=== Assignment ===
Write down the listing again exactly as it appears below, without its pictures.

=== Record excerpts ===
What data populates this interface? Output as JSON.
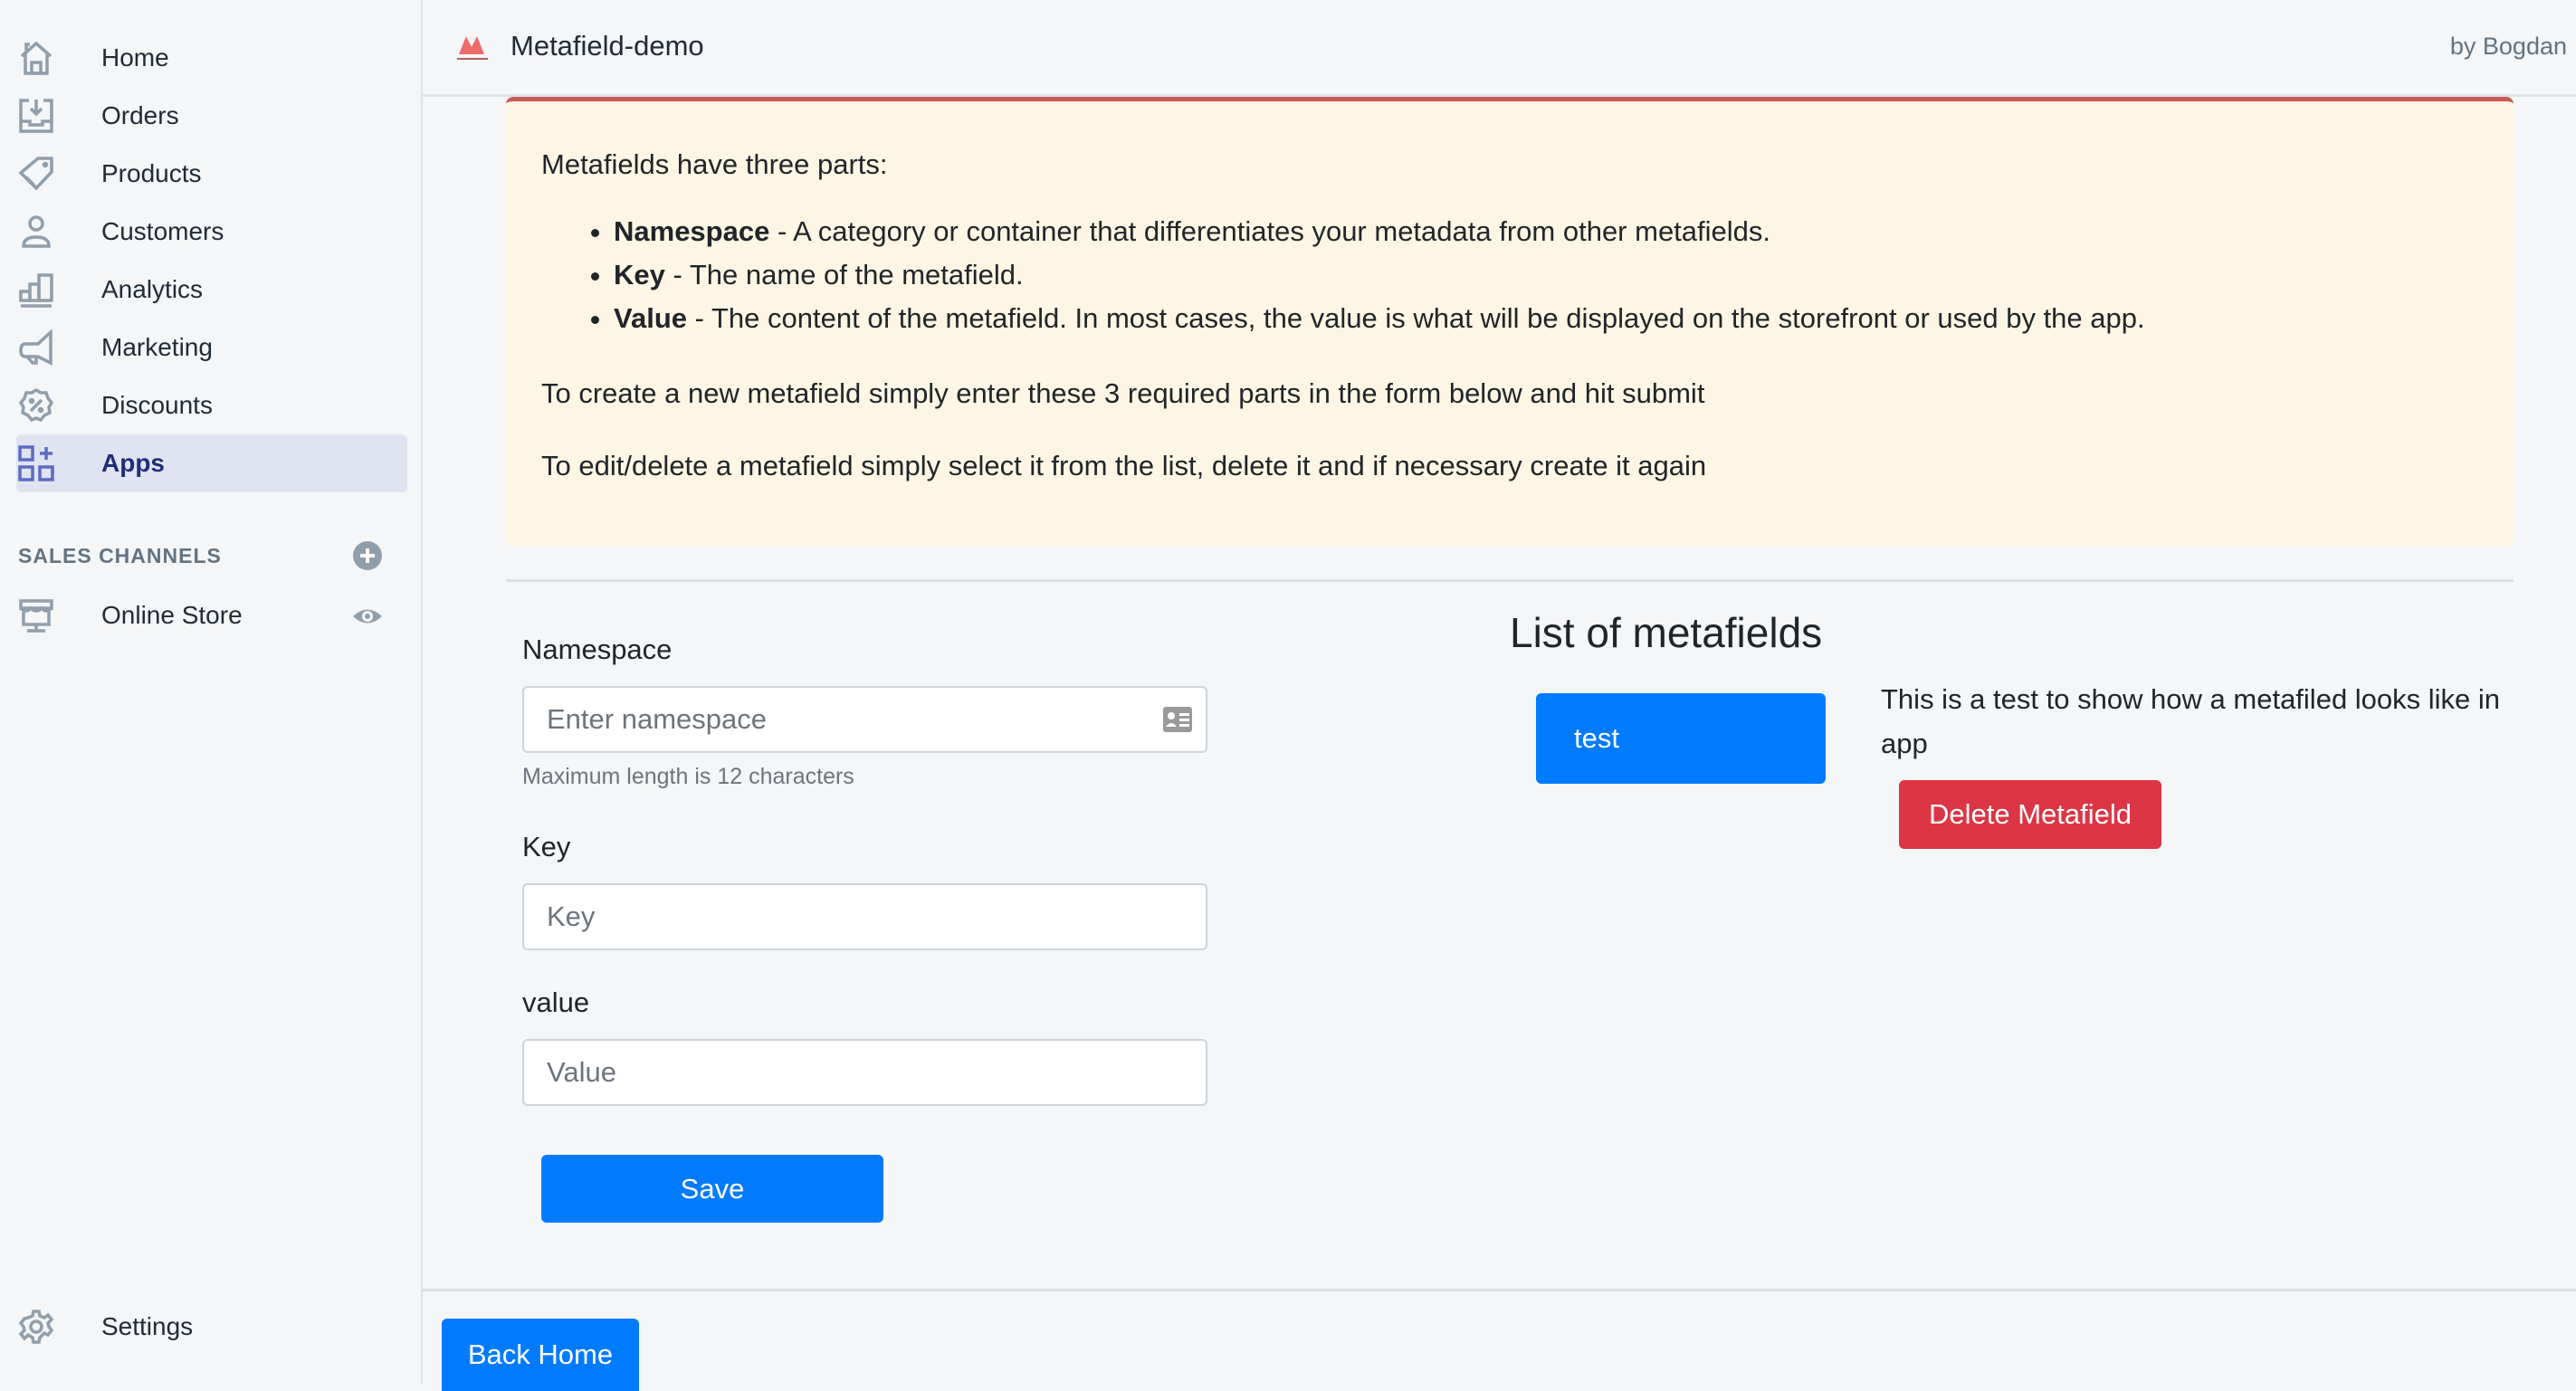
{
  "sidebar": {
    "items": [
      {
        "label": "Home",
        "icon": "home-icon"
      },
      {
        "label": "Orders",
        "icon": "orders-icon"
      },
      {
        "label": "Products",
        "icon": "tag-icon"
      },
      {
        "label": "Customers",
        "icon": "person-icon"
      },
      {
        "label": "Analytics",
        "icon": "bar-chart-icon"
      },
      {
        "label": "Marketing",
        "icon": "megaphone-icon"
      },
      {
        "label": "Discounts",
        "icon": "discount-badge-icon"
      },
      {
        "label": "Apps",
        "icon": "apps-icon",
        "active": true
      }
    ],
    "sales_channels_title": "SALES CHANNELS",
    "channels": [
      {
        "label": "Online Store",
        "icon": "store-icon"
      }
    ],
    "settings_label": "Settings"
  },
  "header": {
    "app_title": "Metafield-demo",
    "byline": "by Bogdan"
  },
  "notice": {
    "intro": "Metafields have three parts:",
    "parts": [
      {
        "term": "Namespace",
        "desc": " - A category or container that differentiates your metadata from other metafields."
      },
      {
        "term": "Key",
        "desc": " - The name of the metafield."
      },
      {
        "term": "Value",
        "desc": " - The content of the metafield. In most cases, the value is what will be displayed on the storefront or used by the app."
      }
    ],
    "create_text": "To create a new metafield simply enter these 3 required parts in the form below and hit submit",
    "edit_text": "To edit/delete a metafield simply select it from the list, delete it and if necessary create it again"
  },
  "form": {
    "namespace_label": "Namespace",
    "namespace_placeholder": "Enter namespace",
    "namespace_value": "",
    "namespace_help": "Maximum length is 12 characters",
    "key_label": "Key",
    "key_placeholder": "Key",
    "key_value": "",
    "value_label": "value",
    "value_placeholder": "Value",
    "value_value": "",
    "save_label": "Save"
  },
  "list": {
    "title": "List of metafields",
    "items": [
      {
        "key": "test",
        "value": "This is a test to show how a metafiled looks like in app"
      }
    ],
    "delete_label": "Delete Metafield"
  },
  "footer": {
    "back_home_label": "Back Home"
  },
  "colors": {
    "primary": "#007bff",
    "danger": "#dc3545",
    "notice_bg": "#fdf6e4",
    "notice_border": "#c95b5b",
    "active_nav_bg": "#e0e4f2",
    "active_nav_text": "#202e78"
  }
}
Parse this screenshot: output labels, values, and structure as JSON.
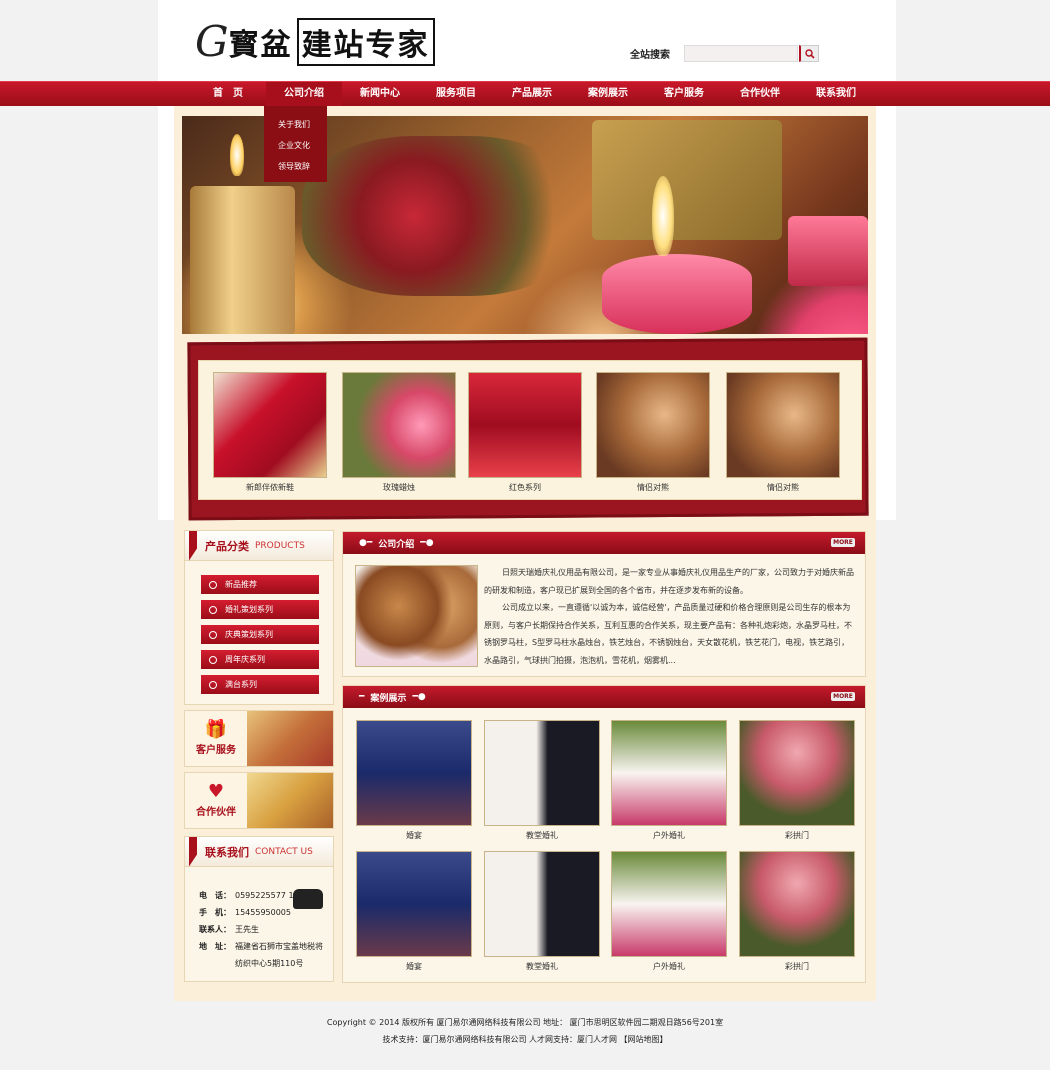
{
  "header": {
    "logo_g": "G",
    "logo_brush": "寳盆",
    "logo_text": "建站专家",
    "search_label": "全站搜索",
    "search_placeholder": "",
    "search_icon": "magnifier-icon"
  },
  "nav": {
    "items": [
      "首　页",
      "公司介绍",
      "新闻中心",
      "服务项目",
      "产品展示",
      "案例展示",
      "客户服务",
      "合作伙伴",
      "联系我们"
    ],
    "dropdown": [
      "关于我们",
      "企业文化",
      "领导致辞"
    ]
  },
  "gallery": {
    "items": [
      "新郎伴侬新鞋",
      "玫瑰蜡烛",
      "红色系列",
      "情侣对熊",
      "情侣对熊"
    ]
  },
  "sidebar": {
    "categories": {
      "title": "产品分类",
      "title_en": "PRODUCTS",
      "items": [
        "新品推荐",
        "婚礼策划系列",
        "庆典策划系列",
        "周年庆系列",
        "满台系列"
      ]
    },
    "customer_service": "客户服务",
    "partners": "合作伙伴",
    "contact": {
      "title": "联系我们",
      "title_en": "CONTACT US",
      "rows": [
        {
          "k": "电　话：",
          "v": "0595225577 16"
        },
        {
          "k": "手　机：",
          "v": "15455950005"
        },
        {
          "k": "联系人：",
          "v": "王先生"
        },
        {
          "k": "地　址：",
          "v": "福建省石狮市宝盖地税将"
        }
      ],
      "address_line2": "纺织中心5期110号"
    }
  },
  "about": {
    "title": "公司介绍",
    "more": "MORE",
    "paragraph1": "日照天瑞婚庆礼仪用品有限公司，是一家专业从事婚庆礼仪用品生产的厂家，公司致力于对婚庆新品的研发和制造，客户现已扩展到全国的各个省市，并在逐步发布新的设备。",
    "paragraph2": "公司成立以来，一直遵循'以诚为本，诚信经营'，产品质量过硬和价格合理原则是公司生存的根本为原则，与客户长期保持合作关系，互利互惠的合作关系，现主要产品有：各种礼炮彩炮，水晶罗马柱，不锈钢罗马柱，S型罗马柱水晶烛台，铁艺烛台，不锈钢烛台，天女散花机，铁艺花门，电视，铁艺路引，水晶路引，气球拱门拍摄，泡泡机，雪花机，烟雾机..."
  },
  "cases": {
    "title": "案例展示",
    "more": "MORE",
    "items": [
      "婚宴",
      "教堂婚礼",
      "户外婚礼",
      "彩拱门",
      "婚宴",
      "教堂婚礼",
      "户外婚礼",
      "彩拱门"
    ]
  },
  "footer": {
    "line1": "Copyright © 2014 版权所有  厦门易尔通网络科技有限公司  地址：  厦门市思明区软件园二期观日路56号201室",
    "line2": "技术支持：厦门易尔通网络科技有限公司  人才网支持：厦门人才网  【网站地图】"
  },
  "colors": {
    "brand_red": "#b01020",
    "frame_cream": "#fbefd9"
  }
}
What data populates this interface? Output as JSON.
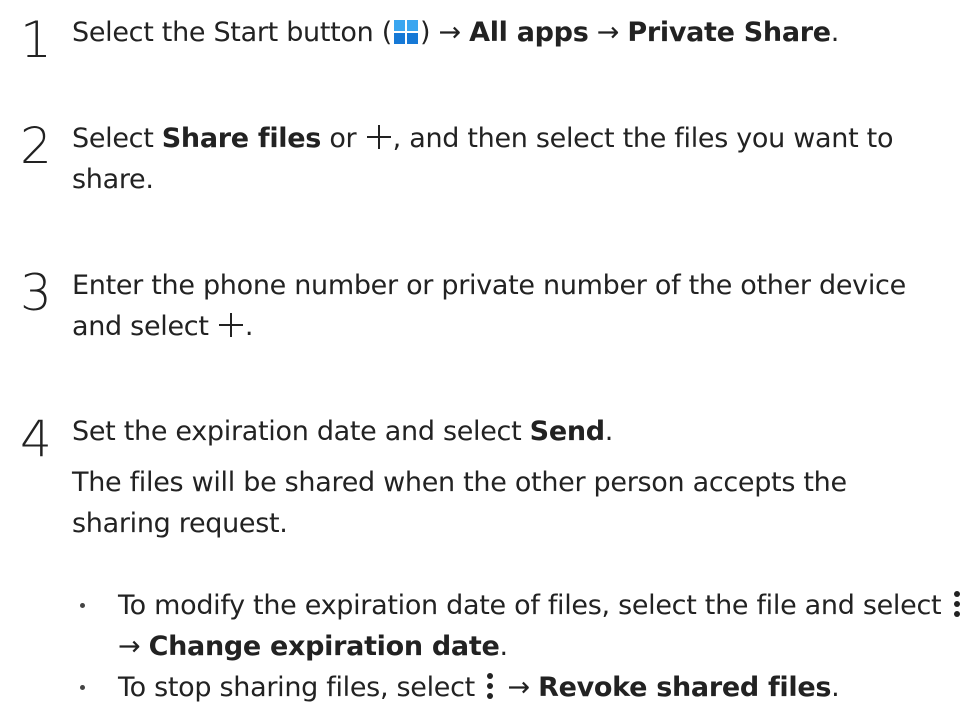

=== Solution to this exercise ===
What data populates this interface? Output as JSON.
{
  "sidebar": {
    "items": [
      {
        "label": "Home",
        "icon": "home-icon"
      },
      {
        "label": "Orders",
        "icon": "orders-icon"
      },
      {
        "label": "Products",
        "icon": "tag-icon"
      },
      {
        "label": "Customers",
        "icon": "person-icon"
      },
      {
        "label": "Analytics",
        "icon": "bar-chart-icon"
      },
      {
        "label": "Marketing",
        "icon": "megaphone-icon"
      },
      {
        "label": "Discounts",
        "icon": "discount-badge-icon"
      },
      {
        "label": "Apps",
        "icon": "apps-icon",
        "active": true
      }
    ],
    "sales_channels_title": "SALES CHANNELS",
    "channels": [
      {
        "label": "Online Store",
        "icon": "store-icon"
      }
    ],
    "settings_label": "Settings"
  },
  "header": {
    "app_title": "Metafield-demo",
    "byline": "by Bogdan"
  },
  "notice": {
    "intro": "Metafields have three parts:",
    "parts": [
      {
        "term": "Namespace",
        "desc": " - A category or container that differentiates your metadata from other metafields."
      },
      {
        "term": "Key",
        "desc": " - The name of the metafield."
      },
      {
        "term": "Value",
        "desc": " - The content of the metafield. In most cases, the value is what will be displayed on the storefront or used by the app."
      }
    ],
    "create_text": "To create a new metafield simply enter these 3 required parts in the form below and hit submit",
    "edit_text": "To edit/delete a metafield simply select it from the list, delete it and if necessary create it again"
  },
  "form": {
    "namespace_label": "Namespace",
    "namespace_placeholder": "Enter namespace",
    "namespace_value": "",
    "namespace_help": "Maximum length is 12 characters",
    "key_label": "Key",
    "key_placeholder": "Key",
    "key_value": "",
    "value_label": "value",
    "value_placeholder": "Value",
    "value_value": "",
    "save_label": "Save"
  },
  "list": {
    "title": "List of metafields",
    "items": [
      {
        "key": "test",
        "value": "This is a test to show how a metafiled looks like in app"
      }
    ],
    "delete_label": "Delete Metafield"
  },
  "footer": {
    "back_home_label": "Back Home"
  },
  "colors": {
    "primary": "#007bff",
    "danger": "#dc3545",
    "notice_bg": "#fdf6e4",
    "notice_border": "#c95b5b",
    "active_nav_bg": "#e0e4f2",
    "active_nav_text": "#202e78"
  }
}
Parse this screenshot: output labels, values, and structure as JSON.
{
  "header": {
    "logo_g": "G",
    "logo_brush": "寳盆",
    "logo_text": "建站专家",
    "search_label": "全站搜索",
    "search_placeholder": "",
    "search_icon": "magnifier-icon"
  },
  "nav": {
    "items": [
      "首　页",
      "公司介绍",
      "新闻中心",
      "服务项目",
      "产品展示",
      "案例展示",
      "客户服务",
      "合作伙伴",
      "联系我们"
    ],
    "dropdown": [
      "关于我们",
      "企业文化",
      "领导致辞"
    ]
  },
  "gallery": {
    "items": [
      "新郎伴侬新鞋",
      "玫瑰蜡烛",
      "红色系列",
      "情侣对熊",
      "情侣对熊"
    ]
  },
  "sidebar": {
    "categories": {
      "title": "产品分类",
      "title_en": "PRODUCTS",
      "items": [
        "新品推荐",
        "婚礼策划系列",
        "庆典策划系列",
        "周年庆系列",
        "满台系列"
      ]
    },
    "customer_service": "客户服务",
    "partners": "合作伙伴",
    "contact": {
      "title": "联系我们",
      "title_en": "CONTACT US",
      "rows": [
        {
          "k": "电　话：",
          "v": "0595225577 16"
        },
        {
          "k": "手　机：",
          "v": "15455950005"
        },
        {
          "k": "联系人：",
          "v": "王先生"
        },
        {
          "k": "地　址：",
          "v": "福建省石狮市宝盖地税将"
        }
      ],
      "address_line2": "纺织中心5期110号"
    }
  },
  "about": {
    "title": "公司介绍",
    "more": "MORE",
    "paragraph1": "日照天瑞婚庆礼仪用品有限公司，是一家专业从事婚庆礼仪用品生产的厂家，公司致力于对婚庆新品的研发和制造，客户现已扩展到全国的各个省市，并在逐步发布新的设备。",
    "paragraph2": "公司成立以来，一直遵循'以诚为本，诚信经营'，产品质量过硬和价格合理原则是公司生存的根本为原则，与客户长期保持合作关系，互利互惠的合作关系，现主要产品有：各种礼炮彩炮，水晶罗马柱，不锈钢罗马柱，S型罗马柱水晶烛台，铁艺烛台，不锈钢烛台，天女散花机，铁艺花门，电视，铁艺路引，水晶路引，气球拱门拍摄，泡泡机，雪花机，烟雾机..."
  },
  "cases": {
    "title": "案例展示",
    "more": "MORE",
    "items": [
      "婚宴",
      "教堂婚礼",
      "户外婚礼",
      "彩拱门",
      "婚宴",
      "教堂婚礼",
      "户外婚礼",
      "彩拱门"
    ]
  },
  "footer": {
    "line1": "Copyright © 2014 版权所有  厦门易尔通网络科技有限公司  地址：  厦门市思明区软件园二期观日路56号201室",
    "line2": "技术支持：厦门易尔通网络科技有限公司  人才网支持：厦门人才网  【网站地图】"
  },
  "colors": {
    "brand_red": "#b01020",
    "frame_cream": "#fbefd9"
  }
}
What data populates this interface? Output as JSON.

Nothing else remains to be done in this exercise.